Cynthia M. Thomas, Constance E. McIntosh, Ruthie LaMar


Background: Nursing students are prone to inadequate sleep but not fully aware of personal health risks, potential safety and quailty of care issues. Poor sleep hygiene can impact cognition, aleartness, cognitive speed, and accuracy of tasks completion, lower grades, fatigue and depression.

Methods: This descriptive study addressed quantitative data from a 4-point Likert scale and open-ended questions. Nursing students from the National Student Nurse Association enrolled in an associate or baccalaureate program and having had at least one clinical experience were invited to particiate in the study.

Results: Results indicate the amount of sleep needed is not being achieved. Participants reported ingesting substances to stay awake and to induce sleep.
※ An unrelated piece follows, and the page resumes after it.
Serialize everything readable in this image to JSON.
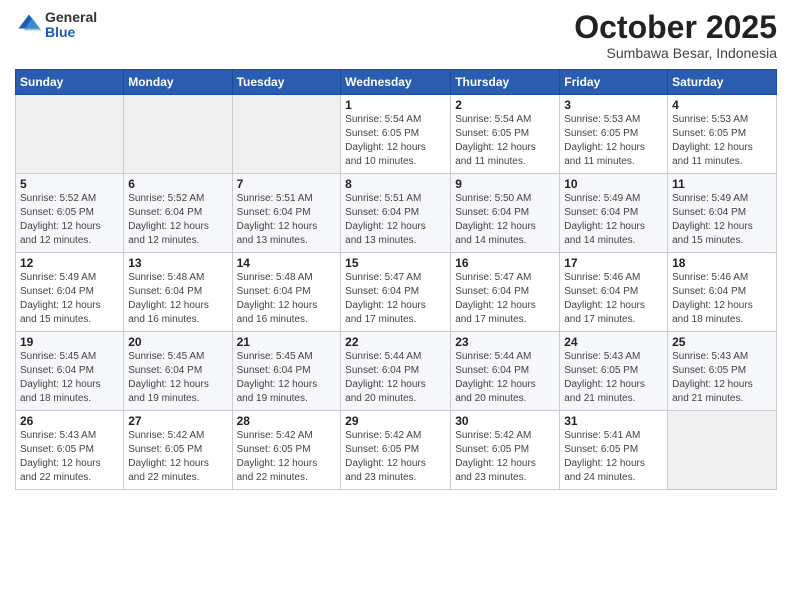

Nineteen percent of students reported making an error during a clinical experience.

Conclusions: Students may be naive in thinking short- and long-term use of sleep-inducing aides and stimulants for wakefulness pose no risks to personal safety and safety of patients. By identifying and addressing systemic causes of nursing students lack of sleep using a comprehensive approach to educate, impose consequences, and promote sleep hygiene at the local and national levels, students will have fewer reasons and justifications for not achieving adequate sleep.

Full Text:



Journal of Nursing Education and Practice

ISSN 1925-4040 (Print)   ISSN 1925-4059 (Online)

Copyright © Sciedu Press 
To make sure that you can receive messages from us, please add the '' domain to your e-mail 'safe list'. If you do not receive e-mail in your 'inbox', check your 'bulk mail' or 'junk mail' folders.